Data section.
==============================

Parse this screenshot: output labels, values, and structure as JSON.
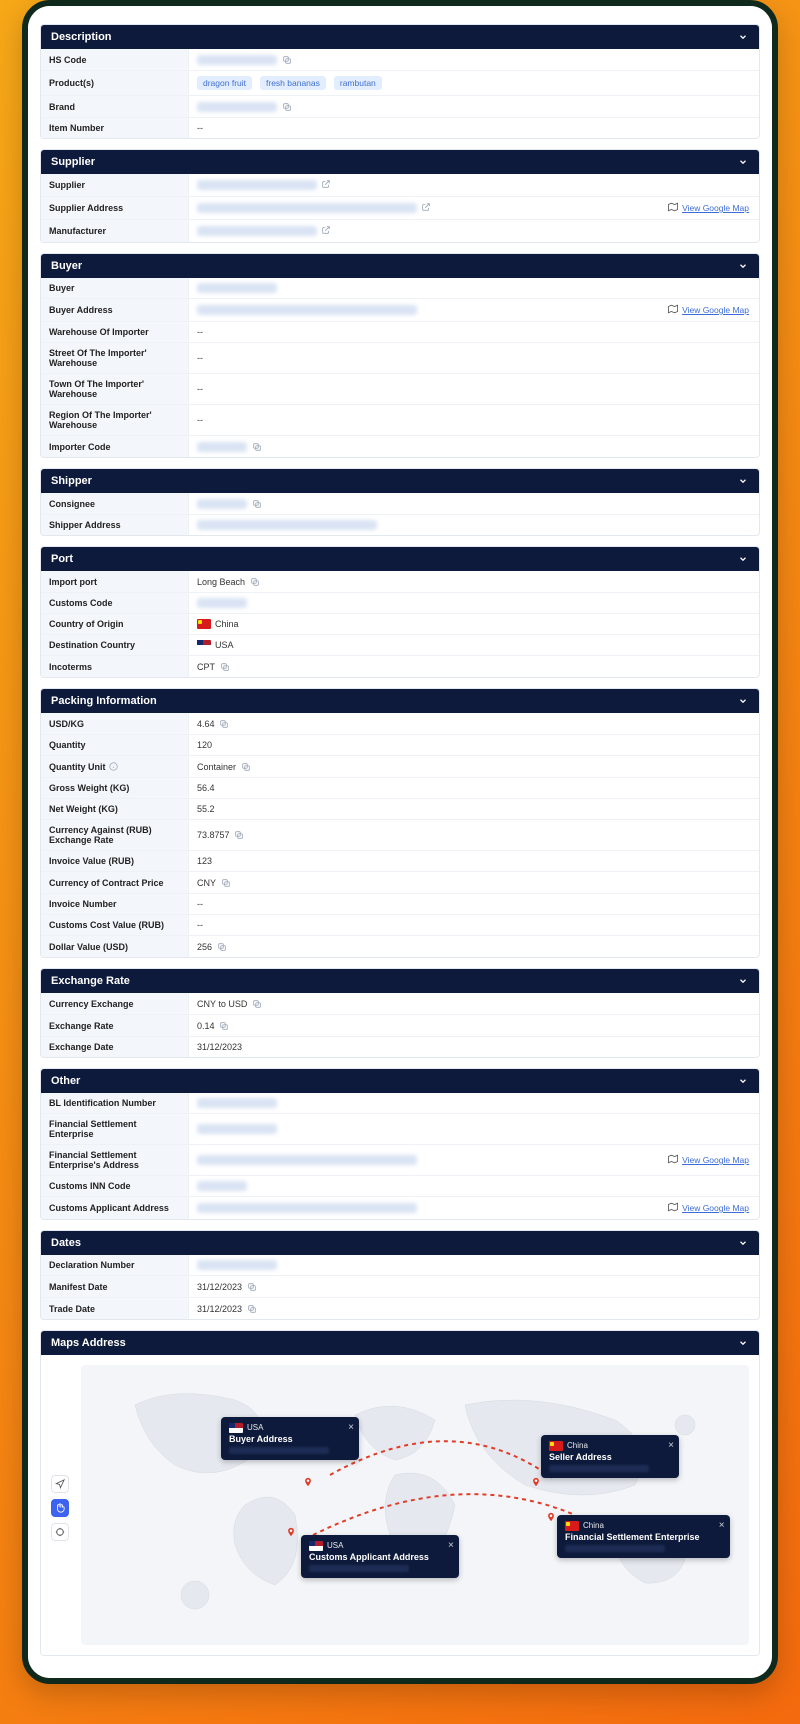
{
  "common": {
    "view_google_map": "View Google Map",
    "dash": "--"
  },
  "sections": {
    "description": {
      "title": "Description",
      "hs_code": "HS Code",
      "products_label": "Product(s)",
      "products": [
        "dragon fruit",
        "fresh bananas",
        "rambutan"
      ],
      "brand": "Brand",
      "item_number": "Item Number"
    },
    "supplier": {
      "title": "Supplier",
      "supplier": "Supplier",
      "supplier_address": "Supplier Address",
      "manufacturer": "Manufacturer"
    },
    "buyer": {
      "title": "Buyer",
      "buyer": "Buyer",
      "buyer_address": "Buyer Address",
      "warehouse_importer": "Warehouse Of Importer",
      "street_importer_wh": "Street Of The Importer' Warehouse",
      "town_importer_wh": "Town Of The Importer' Warehouse",
      "region_importer_wh": "Region Of The Importer' Warehouse",
      "importer_code": "Importer Code"
    },
    "shipper": {
      "title": "Shipper",
      "consignee": "Consignee",
      "shipper_address": "Shipper Address"
    },
    "port": {
      "title": "Port",
      "import_port": "Import port",
      "import_port_val": "Long Beach",
      "customs_code": "Customs Code",
      "country_origin": "Country of Origin",
      "country_origin_val": "China",
      "destination_country": "Destination Country",
      "destination_country_val": "USA",
      "incoterms": "Incoterms",
      "incoterms_val": "CPT"
    },
    "packing": {
      "title": "Packing Information",
      "usd_kg": "USD/KG",
      "usd_kg_val": "4.64",
      "quantity": "Quantity",
      "quantity_val": "120",
      "quantity_unit": "Quantity Unit",
      "quantity_unit_val": "Container",
      "gross_weight": "Gross Weight (KG)",
      "gross_weight_val": "56.4",
      "net_weight": "Net Weight (KG)",
      "net_weight_val": "55.2",
      "currency_rub_rate": "Currency Against (RUB) Exchange Rate",
      "currency_rub_rate_val": "73.8757",
      "invoice_value": "Invoice Value (RUB)",
      "invoice_value_val": "123",
      "currency_contract": "Currency of Contract Price",
      "currency_contract_val": "CNY",
      "invoice_number": "Invoice Number",
      "customs_cost": "Customs Cost Value (RUB)",
      "dollar_value": "Dollar Value (USD)",
      "dollar_value_val": "256"
    },
    "exchange": {
      "title": "Exchange Rate",
      "currency_exchange": "Currency Exchange",
      "currency_exchange_val": "CNY to USD",
      "exchange_rate": "Exchange Rate",
      "exchange_rate_val": "0.14",
      "exchange_date": "Exchange Date",
      "exchange_date_val": "31/12/2023"
    },
    "other": {
      "title": "Other",
      "bl_id": "BL Identification Number",
      "fse": "Financial Settlement Enterprise",
      "fse_address": "Financial Settlement Enterprise's Address",
      "customs_inn": "Customs INN Code",
      "customs_applicant_address": "Customs Applicant Address"
    },
    "dates": {
      "title": "Dates",
      "declaration_number": "Declaration Number",
      "manifest_date": "Manifest Date",
      "manifest_date_val": "31/12/2023",
      "trade_date": "Trade Date",
      "trade_date_val": "31/12/2023"
    },
    "maps": {
      "title": "Maps Address",
      "cards": {
        "buyer_country": "USA",
        "buyer_title": "Buyer Address",
        "seller_country": "China",
        "seller_title": "Seller Address",
        "customs_country": "USA",
        "customs_title": "Customs Applicant Address",
        "fse_country": "China",
        "fse_title": "Financial Settlement Enterprise"
      }
    }
  }
}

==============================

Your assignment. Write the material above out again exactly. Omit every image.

Exercise solution.
Parse this screenshot: output labels, values, and structure as JSON.
{
  "common": {
    "view_google_map": "View Google Map",
    "dash": "--"
  },
  "sections": {
    "description": {
      "title": "Description",
      "hs_code": "HS Code",
      "products_label": "Product(s)",
      "products": [
        "dragon fruit",
        "fresh bananas",
        "rambutan"
      ],
      "brand": "Brand",
      "item_number": "Item Number"
    },
    "supplier": {
      "title": "Supplier",
      "supplier": "Supplier",
      "supplier_address": "Supplier Address",
      "manufacturer": "Manufacturer"
    },
    "buyer": {
      "title": "Buyer",
      "buyer": "Buyer",
      "buyer_address": "Buyer Address",
      "warehouse_importer": "Warehouse Of Importer",
      "street_importer_wh": "Street Of The Importer' Warehouse",
      "town_importer_wh": "Town Of The Importer' Warehouse",
      "region_importer_wh": "Region Of The Importer' Warehouse",
      "importer_code": "Importer Code"
    },
    "shipper": {
      "title": "Shipper",
      "consignee": "Consignee",
      "shipper_address": "Shipper Address"
    },
    "port": {
      "title": "Port",
      "import_port": "Import port",
      "import_port_val": "Long Beach",
      "customs_code": "Customs Code",
      "country_origin": "Country of Origin",
      "country_origin_val": "China",
      "destination_country": "Destination Country",
      "destination_country_val": "USA",
      "incoterms": "Incoterms",
      "incoterms_val": "CPT"
    },
    "packing": {
      "title": "Packing Information",
      "usd_kg": "USD/KG",
      "usd_kg_val": "4.64",
      "quantity": "Quantity",
      "quantity_val": "120",
      "quantity_unit": "Quantity Unit",
      "quantity_unit_val": "Container",
      "gross_weight": "Gross Weight (KG)",
      "gross_weight_val": "56.4",
      "net_weight": "Net Weight (KG)",
      "net_weight_val": "55.2",
      "currency_rub_rate": "Currency Against (RUB) Exchange Rate",
      "currency_rub_rate_val": "73.8757",
      "invoice_value": "Invoice Value (RUB)",
      "invoice_value_val": "123",
      "currency_contract": "Currency of Contract Price",
      "currency_contract_val": "CNY",
      "invoice_number": "Invoice Number",
      "customs_cost": "Customs Cost Value (RUB)",
      "dollar_value": "Dollar Value (USD)",
      "dollar_value_val": "256"
    },
    "exchange": {
      "title": "Exchange Rate",
      "currency_exchange": "Currency Exchange",
      "currency_exchange_val": "CNY to USD",
      "exchange_rate": "Exchange Rate",
      "exchange_rate_val": "0.14",
      "exchange_date": "Exchange Date",
      "exchange_date_val": "31/12/2023"
    },
    "other": {
      "title": "Other",
      "bl_id": "BL Identification Number",
      "fse": "Financial Settlement Enterprise",
      "fse_address": "Financial Settlement Enterprise's Address",
      "customs_inn": "Customs INN Code",
      "customs_applicant_address": "Customs Applicant Address"
    },
    "dates": {
      "title": "Dates",
      "declaration_number": "Declaration Number",
      "manifest_date": "Manifest Date",
      "manifest_date_val": "31/12/2023",
      "trade_date": "Trade Date",
      "trade_date_val": "31/12/2023"
    },
    "maps": {
      "title": "Maps Address",
      "cards": {
        "buyer_country": "USA",
        "buyer_title": "Buyer Address",
        "seller_country": "China",
        "seller_title": "Seller Address",
        "customs_country": "USA",
        "customs_title": "Customs Applicant Address",
        "fse_country": "China",
        "fse_title": "Financial Settlement Enterprise"
      }
    }
  }
}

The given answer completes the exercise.